--- TASK BRIEF ---
Go through the records and copy each line where the string "Adobe" occurs.

--- Data excerpts ---
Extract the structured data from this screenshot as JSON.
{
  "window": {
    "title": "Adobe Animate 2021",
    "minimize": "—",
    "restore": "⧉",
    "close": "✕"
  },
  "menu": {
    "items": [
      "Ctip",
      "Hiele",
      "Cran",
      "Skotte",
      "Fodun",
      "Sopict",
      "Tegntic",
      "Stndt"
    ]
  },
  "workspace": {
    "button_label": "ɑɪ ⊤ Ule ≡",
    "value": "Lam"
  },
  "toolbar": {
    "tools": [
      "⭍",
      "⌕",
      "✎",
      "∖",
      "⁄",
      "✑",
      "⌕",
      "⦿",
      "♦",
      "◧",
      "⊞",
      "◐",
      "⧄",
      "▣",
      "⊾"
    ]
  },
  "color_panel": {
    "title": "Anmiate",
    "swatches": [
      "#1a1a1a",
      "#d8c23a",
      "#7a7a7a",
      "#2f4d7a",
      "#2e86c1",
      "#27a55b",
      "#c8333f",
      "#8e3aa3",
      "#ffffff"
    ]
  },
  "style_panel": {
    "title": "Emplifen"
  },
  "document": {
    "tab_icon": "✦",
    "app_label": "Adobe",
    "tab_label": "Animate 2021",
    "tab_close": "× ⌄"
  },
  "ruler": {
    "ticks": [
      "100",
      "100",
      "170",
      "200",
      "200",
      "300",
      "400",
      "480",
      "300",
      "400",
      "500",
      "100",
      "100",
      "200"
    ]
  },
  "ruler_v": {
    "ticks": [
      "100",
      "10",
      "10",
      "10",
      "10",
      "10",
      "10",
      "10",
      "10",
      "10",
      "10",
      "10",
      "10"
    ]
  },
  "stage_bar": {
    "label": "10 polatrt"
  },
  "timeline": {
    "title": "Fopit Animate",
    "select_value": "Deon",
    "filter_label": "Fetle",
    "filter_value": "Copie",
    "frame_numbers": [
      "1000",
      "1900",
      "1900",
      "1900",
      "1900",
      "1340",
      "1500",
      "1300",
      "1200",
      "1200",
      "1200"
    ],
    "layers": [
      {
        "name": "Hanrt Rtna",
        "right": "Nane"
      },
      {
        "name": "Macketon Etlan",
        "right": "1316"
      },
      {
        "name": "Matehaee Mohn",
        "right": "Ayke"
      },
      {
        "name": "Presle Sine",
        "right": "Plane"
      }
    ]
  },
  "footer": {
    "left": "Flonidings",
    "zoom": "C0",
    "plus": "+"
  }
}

--- EXPECTED OUTPUT ---
    "title": "Adobe Animate 2021",
    "app_label": "Adobe",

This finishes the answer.